[00:17:00] The next post is multicolumn Partitioning, and this is, and this is a way of partitioning tables using multiple columns. AndI actually didn't know this was possible where you can create a table and have different columnsand looking in different ranges. So if you look at this here, it's like a range from one to 20 andfrom 110 to 200 and from 50 to 200. And this goes through all the possibilities and things towatch out for and how queries work when using multiple columns for your partitioning. Now, Ihaven't encountered a use case for this, but this was definitely interesting blog post you maywant to check out in case you have a use case for it.

[00:17:41] The next post is PG Badger X ray vision for your queries. This is and they're basically talking about using PG Badger to analyze your logs andthey go through some of the things you may want to additionally configure in inorder to make sure you're collecting the most information. And it shows you how to walk throughand how can use PG Badger to analyze your logs. So if you're interested in doing that, check outthis blog post.

[00:18:10] The next post is Key Parameters and Configuration for Streaming Replication inpostgres twelve. So in this example, they're looking at setting up a primary server with twoReplicas and you can choose to have them synchronous or not. And they're using replicationslots and they describe the settings that need to be made on the primary and the Replicas. So ifyou're interested in setting this up for your system, you can check out this blog po --st. Also from

[00:18:37] The next post is Fuzzy Searching with PostgreSQL, and this is from a Dev twowebsite and it's talking about Trigrams basically, so using the PG Trigram extension to do fuzzysearches or similar like searches in your database. Now this goes over just a very basicimplementation of it and how you could use it. It doesn't cover things such as adding indexesand things of that nature, but if you want to get a good basic description of using the PG Trigramextension, definitely check out this blog post.

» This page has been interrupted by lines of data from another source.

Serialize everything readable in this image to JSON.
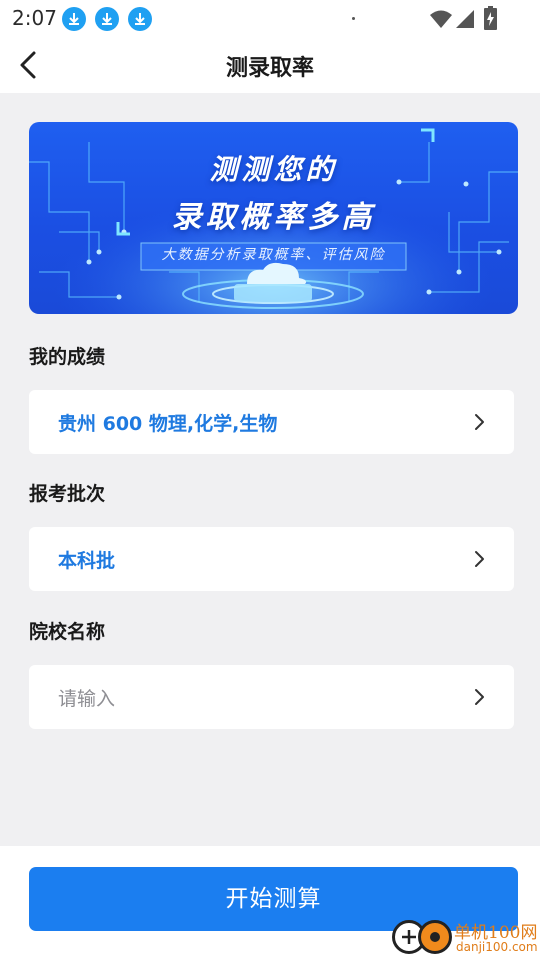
{
  "status_bar": {
    "time": "2:07",
    "icons": [
      "download-icon",
      "download-icon",
      "download-icon",
      "wifi-icon",
      "signal-icon",
      "battery-charging-icon"
    ],
    "accent_color": "#1fa0f2"
  },
  "nav": {
    "title": "测录取率",
    "back_icon": "chevron-left-icon"
  },
  "banner": {
    "line1": "测测您的",
    "line2": "录取概率多高",
    "subtitle": "大数据分析录取概率、评估风险",
    "colors": {
      "primary": "#1f5ff0",
      "glow": "#7fd8ff"
    }
  },
  "form": {
    "score": {
      "label": "我的成绩",
      "value": "贵州 600 物理,化学,生物"
    },
    "batch": {
      "label": "报考批次",
      "value": "本科批"
    },
    "school": {
      "label": "院校名称",
      "placeholder": "请输入"
    },
    "value_color": "#1f7ae0",
    "chevron_icon": "chevron-right-icon"
  },
  "actions": {
    "start_label": "开始测算",
    "button_color": "#1b7ef0"
  },
  "watermark": {
    "cn_text": "单机100网",
    "url_text": "danji100.com",
    "color": "#e07d1a"
  }
}
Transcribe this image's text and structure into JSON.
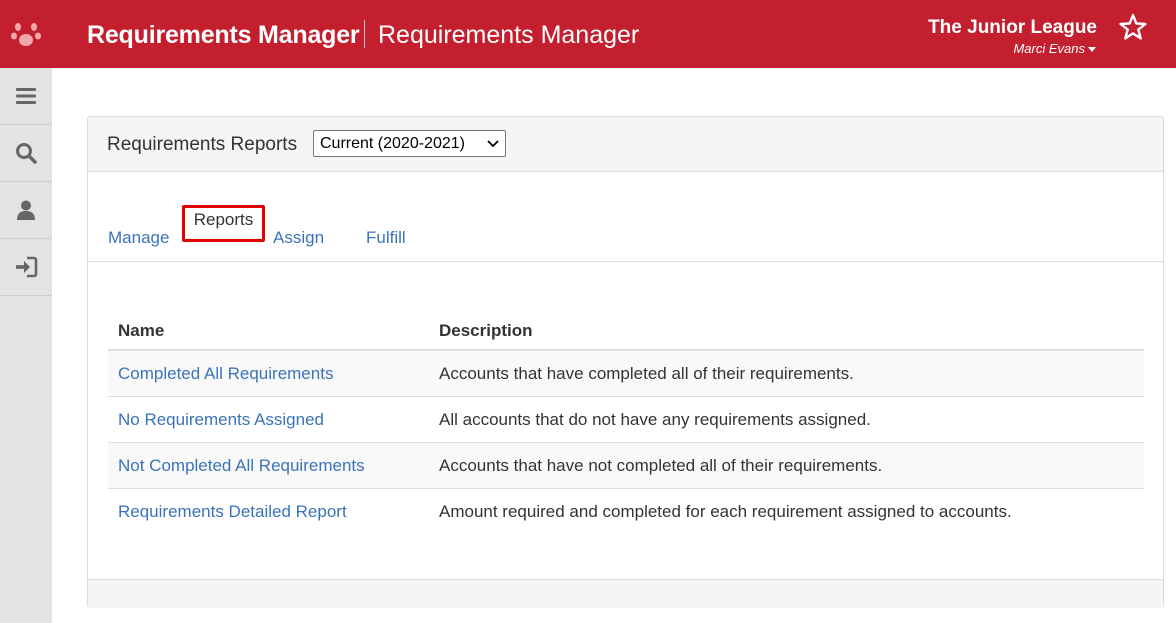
{
  "header": {
    "app_title": "Requirements Manager",
    "page_title": "Requirements Manager",
    "org_name": "The Junior League",
    "user_name": "Marci Evans",
    "brand_color": "#c41f2e"
  },
  "sidebar": {
    "items": [
      {
        "icon": "menu-icon"
      },
      {
        "icon": "search-icon"
      },
      {
        "icon": "user-icon"
      },
      {
        "icon": "sign-out-icon"
      }
    ]
  },
  "panel": {
    "title": "Requirements Reports",
    "year_select": {
      "selected": "Current (2020-2021)"
    },
    "tabs": [
      {
        "label": "Manage"
      },
      {
        "label": "Reports",
        "active": true
      },
      {
        "label": "Assign"
      },
      {
        "label": "Fulfill"
      }
    ],
    "table": {
      "columns": [
        "Name",
        "Description"
      ],
      "rows": [
        {
          "name": "Completed All Requirements",
          "description": "Accounts that have completed all of their requirements."
        },
        {
          "name": "No Requirements Assigned",
          "description": "All accounts that do not have any requirements assigned."
        },
        {
          "name": "Not Completed All Requirements",
          "description": "Accounts that have not completed all of their requirements."
        },
        {
          "name": "Requirements Detailed Report",
          "description": "Amount required and completed for each requirement assigned to accounts."
        }
      ]
    }
  }
}
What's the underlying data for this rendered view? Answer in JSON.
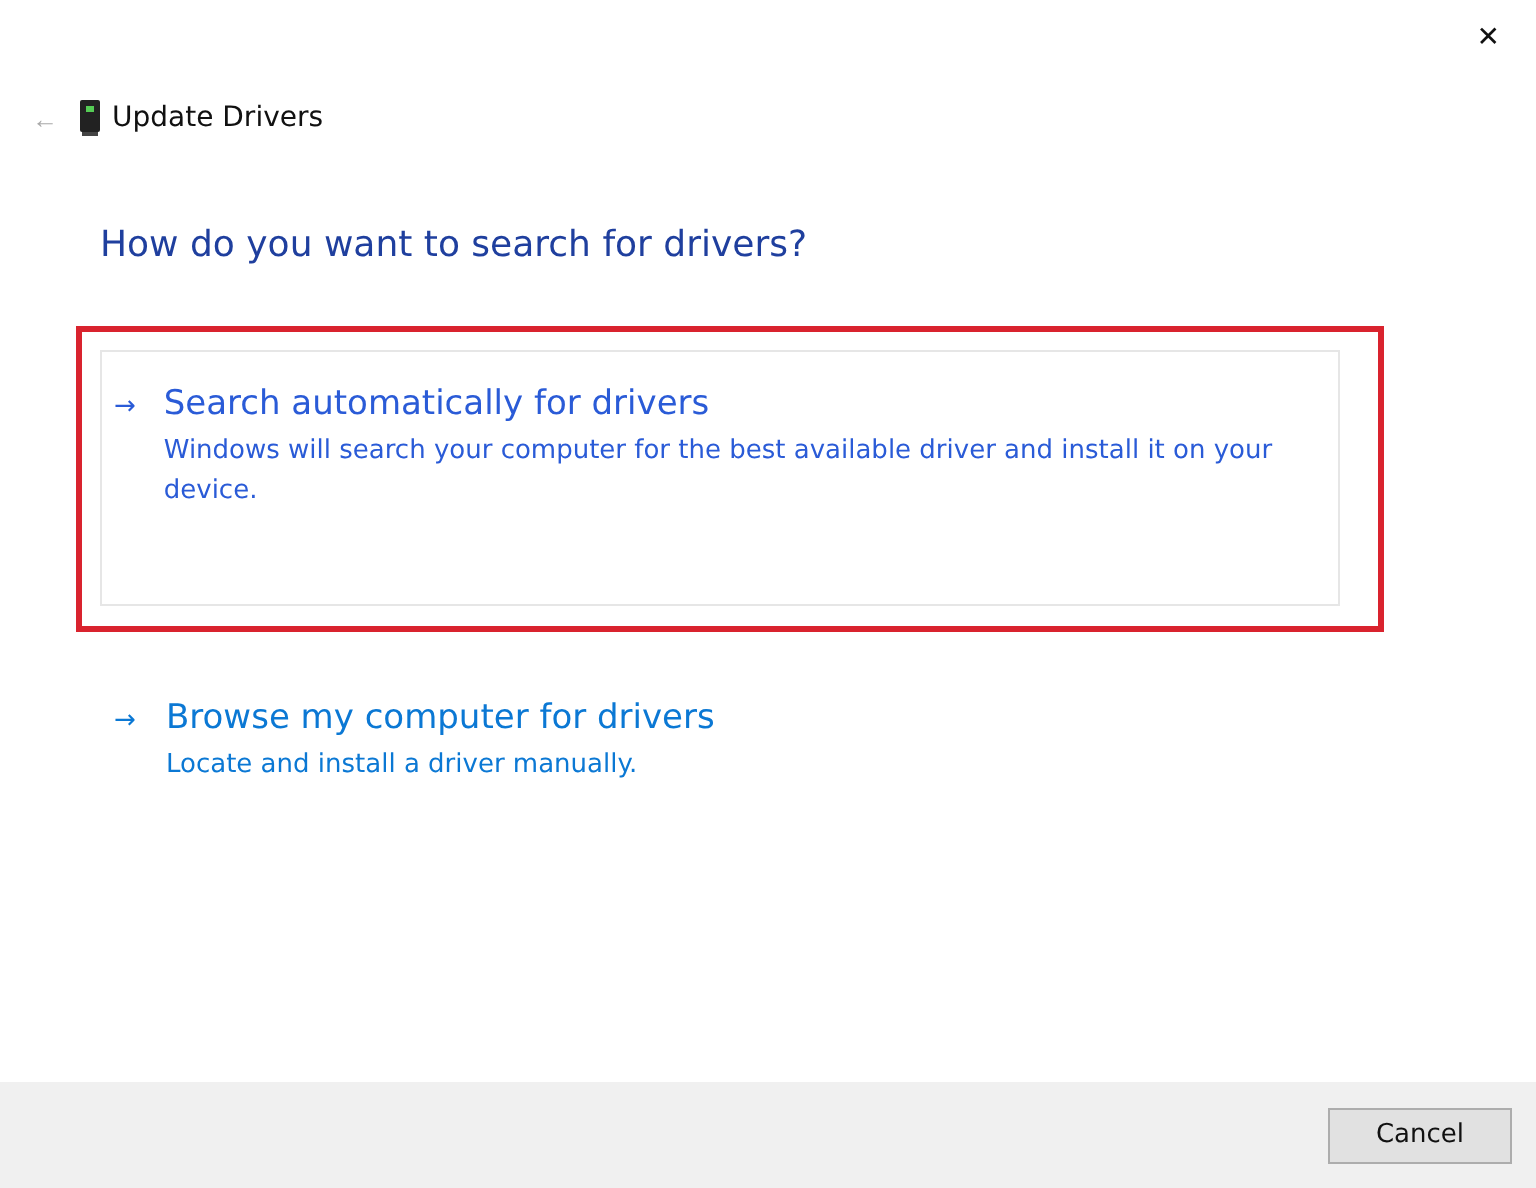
{
  "window": {
    "title": "Update Drivers",
    "close": "✕",
    "back": "←"
  },
  "heading": "How do you want to search for drivers?",
  "options": [
    {
      "title": "Search automatically for drivers",
      "description": "Windows will search your computer for the best available driver and install it on your device.",
      "arrow": "→",
      "selected": true,
      "highlighted": true
    },
    {
      "title": "Browse my computer for drivers",
      "description": "Locate and install a driver manually.",
      "arrow": "→",
      "selected": false,
      "highlighted": false
    }
  ],
  "buttons": [
    {
      "label": "Cancel"
    }
  ]
}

[00:19:09] The next piece of content is advanced SQL and database books and resources. Thisis from, and we had previously talked about other books that were presentedas educational resources, and here he goes into several different online courses and books foryou to boost your knowledge of SQL. Again, this is not necessarily PostgreSQL specific, but anumber of his resources of course talk about PostgreSQL. The next post is Build PostgreSQLand Extension on Windows and it tells you how you can build postgres along with extensions inWindows. So if you have a need to do that, check out this post from Higo CA. And the last postis that the PostgreSQL Person of the Week is Fabrizio de Royce Mello. Forgive me if Ipronounced your name incorrectly. So if you want to learn more about Fabrizio and hiscontributions to PostgreSQL, definitely check out this blog post.

[00:20:04] That does it. For this episode of Scaling Postgres, you can get links to all the contentmentioned in the Show Notes. Be sure to head over to where you can signup to receive weekly notifications of each episode, or you can subscribe via YouTube or itunes.Thanks you our. --